The PI in the lab that I am working in this summer, Dr. Michael Tadross, has had a bit of an unorthodox experience in academia. His PhD in BME took an extra three years due to a failed experiment. Then, following this, he made his greatest invention, DART (Drugs Acutely Restricted by Tethering) without having his own lab. Today, he has been able to establish a lab focusing on creating tools to target specific parts of the brain in order to monitor their functions and activities. After having a good discussion with him earlier this week, I’ve learned more about his life and the lessons that he has learned throughout it.
I first asked about his academic background and if he was always interested in what he studies now. He told me that he had developed an interest in discovering more about brains while in undergrad. In addition, he began with a background in electrical engineering before graduate school, and was originally interested in developing brain-computer interfaces. However, as time progressed, he came to the conclusion that in order to truly study functions of the brain, one should have knowledge and skills in biological, chemical, and electrical processes. As a result, the Tadross lab features projects studying the biological effects of drugs on behavior, the chemical components best suited for particular drugs, the electrical response of neurons targeted by certain drugs, and more. Also, due to his background in electrical engineering, he was able to look at the brain as a circuit. This has allowed him to obtain a better understanding of the mechanisms of the brain.
However, he told me that he hit some trials along the way. In graduate school at Johns Hopkins, he joined a lab whose topic of study he was not interested in because he had in his own words “a crazy idea” and needed to find a lab that would give his resources, so he made a deal with the PI that he would be able to create his own project for his PhD as long as he helped with projects that the lab was currently working on on the side. Unfortunately, after three years, this project did not succeed, so he had to start all over with a new project that the lab was working on. This project ended up being very successful. After this, he worked in a prefaculty position known as a fellow in which he was able to do research but with limited resources. After around five years, he was able to come up with a method of delivering drugs to specific areas in the brain (DART) and publish a paper on it, and this really helped him become a faculty member at Duke.

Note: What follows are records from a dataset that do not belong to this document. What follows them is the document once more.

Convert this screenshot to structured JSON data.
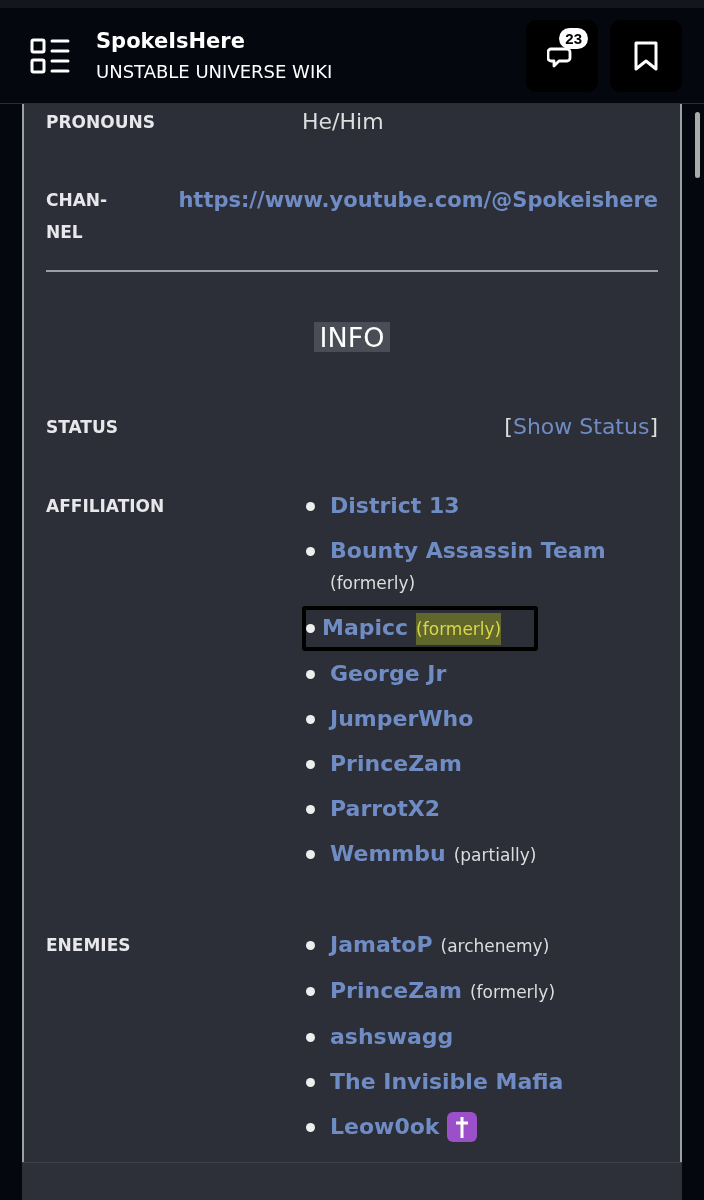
{
  "header": {
    "title": "SpokeIsHere",
    "subtitle": "UNSTABLE UNIVERSE WIKI",
    "comment_count": "23"
  },
  "top_rows": [
    {
      "label": "PRONOUNS",
      "value": "He/Him",
      "kind": "text"
    },
    {
      "label": "CHAN-\nNEL",
      "value": "https://www.youtube.com/@Spokeishere",
      "kind": "link"
    }
  ],
  "section_heading": "INFO",
  "status": {
    "label": "STATUS",
    "open_bracket": "[",
    "link": "Show Status",
    "close_bracket": "]"
  },
  "affiliation": {
    "label": "AFFILIATION",
    "items": [
      {
        "name": "District 13",
        "highlighted": false
      },
      {
        "name": "Bounty Assassin Team",
        "note": "(formerly)",
        "highlighted": false
      },
      {
        "name": "Mapicc",
        "note": "(formerly)",
        "highlighted": true
      },
      {
        "name": "George Jr",
        "highlighted": false
      },
      {
        "name": "JumperWho",
        "highlighted": false
      },
      {
        "name": "PrinceZam",
        "highlighted": false
      },
      {
        "name": "ParrotX2",
        "highlighted": false
      },
      {
        "name": "Wemmbu",
        "note": "(partially)",
        "highlighted": false
      }
    ]
  },
  "enemies": {
    "label": "ENEMIES",
    "items": [
      {
        "name": "JamatoP",
        "note": "(archenemy)",
        "deceased": false
      },
      {
        "name": "PrinceZam",
        "note": "(formerly)",
        "deceased": false
      },
      {
        "name": "ashswagg",
        "deceased": false
      },
      {
        "name": "The Invisible Mafia",
        "deceased": false
      },
      {
        "name": "Leow0ok",
        "deceased": true
      }
    ]
  }
}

Since then, he has been working on new ways to improve DART and using this method to see how different drugs and conditions affect different parts of the brain.

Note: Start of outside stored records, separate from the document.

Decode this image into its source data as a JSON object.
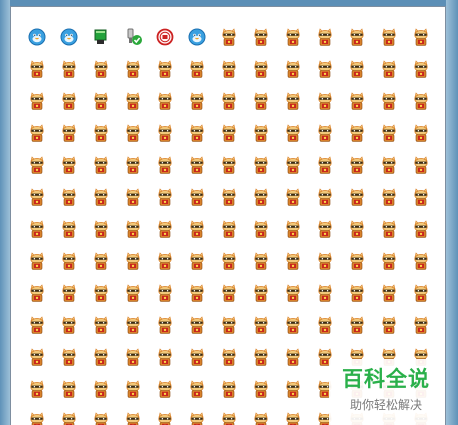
{
  "window": {
    "frame_color": "#5c8fb6",
    "background": "#ffffff"
  },
  "grid": {
    "columns": 13,
    "rows": 13,
    "first_row": [
      {
        "icon": "qq-penguin-icon",
        "color": "#3aa0e0"
      },
      {
        "icon": "qq-penguin-icon",
        "color": "#3aa0e0"
      },
      {
        "icon": "green-monitor-icon",
        "color": "#22a33a"
      },
      {
        "icon": "usb-plug-check-icon",
        "color": "#707070"
      },
      {
        "icon": "red-stamp-icon",
        "color": "#cc2222"
      },
      {
        "icon": "qq-penguin-icon",
        "color": "#3aa0e0"
      },
      {
        "icon": "lucky-cat-icon"
      },
      {
        "icon": "lucky-cat-icon"
      },
      {
        "icon": "lucky-cat-icon"
      },
      {
        "icon": "lucky-cat-icon"
      },
      {
        "icon": "lucky-cat-icon"
      },
      {
        "icon": "lucky-cat-icon"
      },
      {
        "icon": "lucky-cat-icon"
      }
    ],
    "filler_icon": "lucky-cat-icon",
    "colors": {
      "cat_body": "#d9822b",
      "cat_face": "#f2c879",
      "cat_mask": "#3b2a12",
      "cat_red": "#c8261e"
    }
  },
  "watermark": {
    "title": "百科全说",
    "subtitle": "助你轻松解决",
    "title_color": "#2ab04a"
  }
}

From my talk with Dr. Tadross, I have learned that interests change over time, and though success does not always come easy, hard work is worth it if you are truly passionate about what you are doing. Dr. Tadross used lessons that he learned from his failed experiment in order to create DART, and he still loves doing research more than he loves doing anything else. Above all, I have learned that I should never be afraid to be creative. He told me that there is still so much to learn about the brain, so I should never doubt my ability to come up with something new. Overall, I’m very happy that I got to speak with him, as he has helped me see that I should keep my options open and not doubt my abilities.